Macbeth’s castle in Inverness is a dank place with persistent drips and badly in need of a good plumber in this new production of the Scottish play. The watery gush, a constant backdrop to the unfurling of latent ambition, perfumes the drama with a fetid rankness in Colin Guthrie’s superb sound design. Banquo’s ghost is a thrusty puff – almost corporeal – while battle scenes, abetted by Timothy X Atack’s brisk rhythm track, have the feel of a dance.
Neil Dudgeon, who last year was an effectively mournful eponym in Christopher Hampton’s new version of Uncle Vanya for R3, enters as a Macbeth of discernible reason, puzzled rather than fired up by predictions of his elevation. He makes the tricky transition to a man emotionally charged by the lure of power, voice breaking, thoughts speeding, while the soundscape adds visceral punch and dark metaphor.
Emma Fielding’s Lady Macbeth has a cool understanding of the evil game they must play – “look like the innocent flower but be the serpent beneath” – and she and Dudgeon are the in-step power double act, who in another age would be showing off their kitchens to the electorate. His performance becomes resonant with Macbeth’s slide into hallucinatory guilt and his “tomorrow and tomorrow and tomorrow” speech is deeply sorrowful.

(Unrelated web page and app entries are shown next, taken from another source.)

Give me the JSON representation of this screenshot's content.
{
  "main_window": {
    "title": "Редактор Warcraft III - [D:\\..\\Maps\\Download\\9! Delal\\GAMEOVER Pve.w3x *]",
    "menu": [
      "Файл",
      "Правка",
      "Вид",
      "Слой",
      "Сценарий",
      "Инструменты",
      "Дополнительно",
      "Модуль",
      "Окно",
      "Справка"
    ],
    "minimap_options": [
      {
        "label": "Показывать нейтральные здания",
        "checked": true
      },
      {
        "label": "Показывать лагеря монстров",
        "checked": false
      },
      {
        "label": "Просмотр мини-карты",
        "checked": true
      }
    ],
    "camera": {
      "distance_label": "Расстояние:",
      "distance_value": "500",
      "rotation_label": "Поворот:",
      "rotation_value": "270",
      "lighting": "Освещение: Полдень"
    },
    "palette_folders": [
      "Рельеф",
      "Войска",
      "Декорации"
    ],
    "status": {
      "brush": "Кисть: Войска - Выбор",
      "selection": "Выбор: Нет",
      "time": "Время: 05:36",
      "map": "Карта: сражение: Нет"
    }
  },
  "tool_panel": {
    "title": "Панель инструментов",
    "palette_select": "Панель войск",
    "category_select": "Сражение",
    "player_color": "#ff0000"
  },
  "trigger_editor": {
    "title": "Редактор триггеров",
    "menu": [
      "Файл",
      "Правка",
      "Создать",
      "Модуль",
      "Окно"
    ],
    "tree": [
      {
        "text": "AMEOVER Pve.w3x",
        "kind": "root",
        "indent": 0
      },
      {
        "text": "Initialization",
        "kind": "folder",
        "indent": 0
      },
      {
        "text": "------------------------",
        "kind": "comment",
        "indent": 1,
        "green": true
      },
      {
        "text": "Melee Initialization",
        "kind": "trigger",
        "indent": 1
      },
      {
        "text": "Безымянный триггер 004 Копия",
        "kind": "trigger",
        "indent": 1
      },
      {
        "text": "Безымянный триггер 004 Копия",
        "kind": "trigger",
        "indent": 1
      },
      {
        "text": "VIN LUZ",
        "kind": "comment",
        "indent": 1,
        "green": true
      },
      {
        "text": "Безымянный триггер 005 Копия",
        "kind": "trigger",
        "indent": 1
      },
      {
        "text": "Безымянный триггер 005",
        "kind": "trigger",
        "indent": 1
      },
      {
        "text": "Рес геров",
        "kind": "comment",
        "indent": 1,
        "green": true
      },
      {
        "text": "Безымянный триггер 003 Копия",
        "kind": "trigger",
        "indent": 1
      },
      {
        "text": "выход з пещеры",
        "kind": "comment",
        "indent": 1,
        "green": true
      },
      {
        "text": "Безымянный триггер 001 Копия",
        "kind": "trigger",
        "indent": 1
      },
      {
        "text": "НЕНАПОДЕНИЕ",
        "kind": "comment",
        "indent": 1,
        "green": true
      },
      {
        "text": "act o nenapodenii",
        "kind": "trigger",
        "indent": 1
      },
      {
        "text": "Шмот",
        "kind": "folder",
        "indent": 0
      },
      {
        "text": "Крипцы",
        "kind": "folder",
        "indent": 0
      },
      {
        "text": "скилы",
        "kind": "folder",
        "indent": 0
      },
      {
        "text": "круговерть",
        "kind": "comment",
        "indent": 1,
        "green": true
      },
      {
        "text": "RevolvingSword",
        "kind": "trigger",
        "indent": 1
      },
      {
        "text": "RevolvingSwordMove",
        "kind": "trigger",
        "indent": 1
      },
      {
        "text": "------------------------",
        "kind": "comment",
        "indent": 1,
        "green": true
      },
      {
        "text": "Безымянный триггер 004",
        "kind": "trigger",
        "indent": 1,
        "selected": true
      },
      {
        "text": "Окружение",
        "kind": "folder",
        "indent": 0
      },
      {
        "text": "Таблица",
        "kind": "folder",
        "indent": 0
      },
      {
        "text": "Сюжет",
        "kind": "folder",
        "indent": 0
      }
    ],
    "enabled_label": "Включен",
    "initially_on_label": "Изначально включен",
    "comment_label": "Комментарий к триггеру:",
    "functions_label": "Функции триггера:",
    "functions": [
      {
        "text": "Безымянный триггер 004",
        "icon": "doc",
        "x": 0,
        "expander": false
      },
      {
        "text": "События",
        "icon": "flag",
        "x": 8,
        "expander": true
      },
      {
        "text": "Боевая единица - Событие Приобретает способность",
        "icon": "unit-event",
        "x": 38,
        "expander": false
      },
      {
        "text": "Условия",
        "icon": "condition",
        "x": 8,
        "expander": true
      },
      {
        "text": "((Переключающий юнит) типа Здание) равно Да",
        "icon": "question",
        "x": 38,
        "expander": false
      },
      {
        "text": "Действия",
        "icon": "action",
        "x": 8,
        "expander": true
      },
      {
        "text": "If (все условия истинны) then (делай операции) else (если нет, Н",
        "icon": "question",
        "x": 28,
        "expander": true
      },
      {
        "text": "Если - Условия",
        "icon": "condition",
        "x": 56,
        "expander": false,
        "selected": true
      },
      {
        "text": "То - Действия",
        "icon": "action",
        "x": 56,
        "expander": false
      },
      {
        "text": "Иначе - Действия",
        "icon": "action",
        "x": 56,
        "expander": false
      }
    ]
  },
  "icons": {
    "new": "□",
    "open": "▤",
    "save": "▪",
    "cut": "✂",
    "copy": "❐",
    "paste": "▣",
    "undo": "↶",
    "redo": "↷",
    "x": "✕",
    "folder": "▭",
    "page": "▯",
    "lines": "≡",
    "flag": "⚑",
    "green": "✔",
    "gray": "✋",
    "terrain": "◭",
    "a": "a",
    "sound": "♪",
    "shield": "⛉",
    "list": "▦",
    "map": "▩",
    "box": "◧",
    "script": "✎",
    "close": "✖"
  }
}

Shaun Dooley is an emotive Banquo while the Weird Sisters – Carl Prekopp alongside Jane Slavin and Ayesha Antoine – are all the better for their muted unscreechiness, as if reciting a recipe for jam while the world falls apart around them.